- Problem statement:
Scan the records for lines with the word "icon", and copy every such line.

- Provided material:

--------------------

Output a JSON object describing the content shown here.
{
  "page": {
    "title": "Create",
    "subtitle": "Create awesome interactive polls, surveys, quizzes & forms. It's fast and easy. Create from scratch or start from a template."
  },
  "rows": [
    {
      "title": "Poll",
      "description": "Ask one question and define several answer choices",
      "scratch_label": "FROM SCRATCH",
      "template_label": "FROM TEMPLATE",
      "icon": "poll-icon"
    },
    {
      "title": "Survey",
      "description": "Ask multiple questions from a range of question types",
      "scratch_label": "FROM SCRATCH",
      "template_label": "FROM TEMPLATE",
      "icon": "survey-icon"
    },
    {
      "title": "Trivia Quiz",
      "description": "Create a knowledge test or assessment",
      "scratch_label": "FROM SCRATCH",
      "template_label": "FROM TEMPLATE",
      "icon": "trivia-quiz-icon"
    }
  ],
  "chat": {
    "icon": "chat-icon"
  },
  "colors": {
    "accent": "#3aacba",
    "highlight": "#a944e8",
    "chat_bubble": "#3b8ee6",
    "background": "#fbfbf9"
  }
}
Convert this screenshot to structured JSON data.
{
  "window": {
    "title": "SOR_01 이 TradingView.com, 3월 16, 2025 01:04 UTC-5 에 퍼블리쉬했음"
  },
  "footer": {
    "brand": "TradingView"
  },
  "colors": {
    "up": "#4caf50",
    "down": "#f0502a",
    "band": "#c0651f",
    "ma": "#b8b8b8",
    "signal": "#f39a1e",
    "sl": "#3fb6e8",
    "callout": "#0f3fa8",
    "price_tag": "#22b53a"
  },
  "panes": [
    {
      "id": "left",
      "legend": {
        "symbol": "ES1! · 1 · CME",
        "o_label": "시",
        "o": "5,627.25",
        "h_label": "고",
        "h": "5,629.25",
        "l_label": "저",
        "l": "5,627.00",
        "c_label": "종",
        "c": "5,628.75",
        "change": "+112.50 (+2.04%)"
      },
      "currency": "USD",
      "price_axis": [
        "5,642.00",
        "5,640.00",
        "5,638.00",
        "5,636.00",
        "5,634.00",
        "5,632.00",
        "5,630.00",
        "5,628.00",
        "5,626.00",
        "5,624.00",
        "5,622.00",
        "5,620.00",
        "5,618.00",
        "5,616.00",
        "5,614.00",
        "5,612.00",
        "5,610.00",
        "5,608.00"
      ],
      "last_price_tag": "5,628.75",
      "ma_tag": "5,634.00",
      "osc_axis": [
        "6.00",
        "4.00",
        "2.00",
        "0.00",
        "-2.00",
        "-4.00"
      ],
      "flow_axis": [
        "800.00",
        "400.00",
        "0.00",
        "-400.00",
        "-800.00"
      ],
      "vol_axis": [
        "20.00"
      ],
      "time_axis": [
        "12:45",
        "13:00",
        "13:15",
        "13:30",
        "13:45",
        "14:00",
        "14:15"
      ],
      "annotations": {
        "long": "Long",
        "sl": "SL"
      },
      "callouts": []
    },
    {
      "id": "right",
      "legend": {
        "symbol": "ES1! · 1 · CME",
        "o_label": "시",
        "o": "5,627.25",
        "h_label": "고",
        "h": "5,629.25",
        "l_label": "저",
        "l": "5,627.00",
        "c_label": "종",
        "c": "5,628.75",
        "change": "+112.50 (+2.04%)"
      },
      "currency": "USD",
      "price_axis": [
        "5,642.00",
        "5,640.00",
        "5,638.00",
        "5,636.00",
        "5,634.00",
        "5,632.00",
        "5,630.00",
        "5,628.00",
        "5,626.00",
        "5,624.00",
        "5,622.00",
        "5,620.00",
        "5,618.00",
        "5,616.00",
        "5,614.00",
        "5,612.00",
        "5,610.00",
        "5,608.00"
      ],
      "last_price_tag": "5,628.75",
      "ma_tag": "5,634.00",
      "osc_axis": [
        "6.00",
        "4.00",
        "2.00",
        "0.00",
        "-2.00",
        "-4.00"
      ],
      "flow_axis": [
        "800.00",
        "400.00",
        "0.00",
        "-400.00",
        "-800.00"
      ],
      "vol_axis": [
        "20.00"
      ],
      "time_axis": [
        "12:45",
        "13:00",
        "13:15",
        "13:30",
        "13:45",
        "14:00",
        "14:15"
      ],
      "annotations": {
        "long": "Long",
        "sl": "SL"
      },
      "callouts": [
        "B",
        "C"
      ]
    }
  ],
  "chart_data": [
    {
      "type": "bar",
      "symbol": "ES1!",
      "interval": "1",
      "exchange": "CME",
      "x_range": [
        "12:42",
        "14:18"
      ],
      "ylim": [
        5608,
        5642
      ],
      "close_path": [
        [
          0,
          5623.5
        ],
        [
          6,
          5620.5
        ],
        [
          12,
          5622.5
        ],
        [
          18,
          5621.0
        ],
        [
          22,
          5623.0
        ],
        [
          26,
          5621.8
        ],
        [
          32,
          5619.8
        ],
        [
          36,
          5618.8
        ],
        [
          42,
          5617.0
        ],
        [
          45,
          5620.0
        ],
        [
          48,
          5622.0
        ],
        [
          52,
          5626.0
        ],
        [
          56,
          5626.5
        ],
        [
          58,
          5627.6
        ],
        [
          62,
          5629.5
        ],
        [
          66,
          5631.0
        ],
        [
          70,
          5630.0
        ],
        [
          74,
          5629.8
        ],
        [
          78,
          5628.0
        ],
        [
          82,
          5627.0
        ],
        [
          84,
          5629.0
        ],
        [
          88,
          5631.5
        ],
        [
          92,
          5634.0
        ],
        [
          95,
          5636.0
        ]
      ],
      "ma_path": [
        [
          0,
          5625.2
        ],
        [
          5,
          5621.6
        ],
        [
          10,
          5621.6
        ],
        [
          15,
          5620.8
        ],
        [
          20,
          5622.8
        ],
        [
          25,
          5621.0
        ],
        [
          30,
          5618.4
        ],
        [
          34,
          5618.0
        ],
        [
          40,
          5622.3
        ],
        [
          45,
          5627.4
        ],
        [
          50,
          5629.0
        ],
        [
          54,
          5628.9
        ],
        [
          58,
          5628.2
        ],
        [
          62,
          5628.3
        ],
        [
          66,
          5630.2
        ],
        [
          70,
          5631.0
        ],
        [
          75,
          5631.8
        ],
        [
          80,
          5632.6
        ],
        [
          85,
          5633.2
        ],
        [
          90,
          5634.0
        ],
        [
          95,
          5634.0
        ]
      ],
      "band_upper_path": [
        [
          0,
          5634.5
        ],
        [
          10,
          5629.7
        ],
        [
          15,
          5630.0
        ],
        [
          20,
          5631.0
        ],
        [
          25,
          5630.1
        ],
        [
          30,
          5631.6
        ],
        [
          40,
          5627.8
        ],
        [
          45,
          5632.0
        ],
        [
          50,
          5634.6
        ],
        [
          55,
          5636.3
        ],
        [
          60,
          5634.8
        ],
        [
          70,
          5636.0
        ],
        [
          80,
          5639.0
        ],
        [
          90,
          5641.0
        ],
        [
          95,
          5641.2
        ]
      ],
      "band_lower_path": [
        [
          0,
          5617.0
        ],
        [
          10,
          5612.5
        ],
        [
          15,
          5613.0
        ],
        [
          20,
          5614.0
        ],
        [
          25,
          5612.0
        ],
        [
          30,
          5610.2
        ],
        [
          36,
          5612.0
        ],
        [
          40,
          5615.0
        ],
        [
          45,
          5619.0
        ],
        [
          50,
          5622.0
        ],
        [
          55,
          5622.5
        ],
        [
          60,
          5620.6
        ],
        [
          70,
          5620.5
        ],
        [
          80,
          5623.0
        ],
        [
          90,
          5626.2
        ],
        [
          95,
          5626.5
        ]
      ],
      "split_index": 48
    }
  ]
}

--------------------

- Solution to the problem:
      "icon": "poll-icon"
      "icon": "survey-icon"
      "icon": "trivia-quiz-icon"
    "icon": "chat-icon"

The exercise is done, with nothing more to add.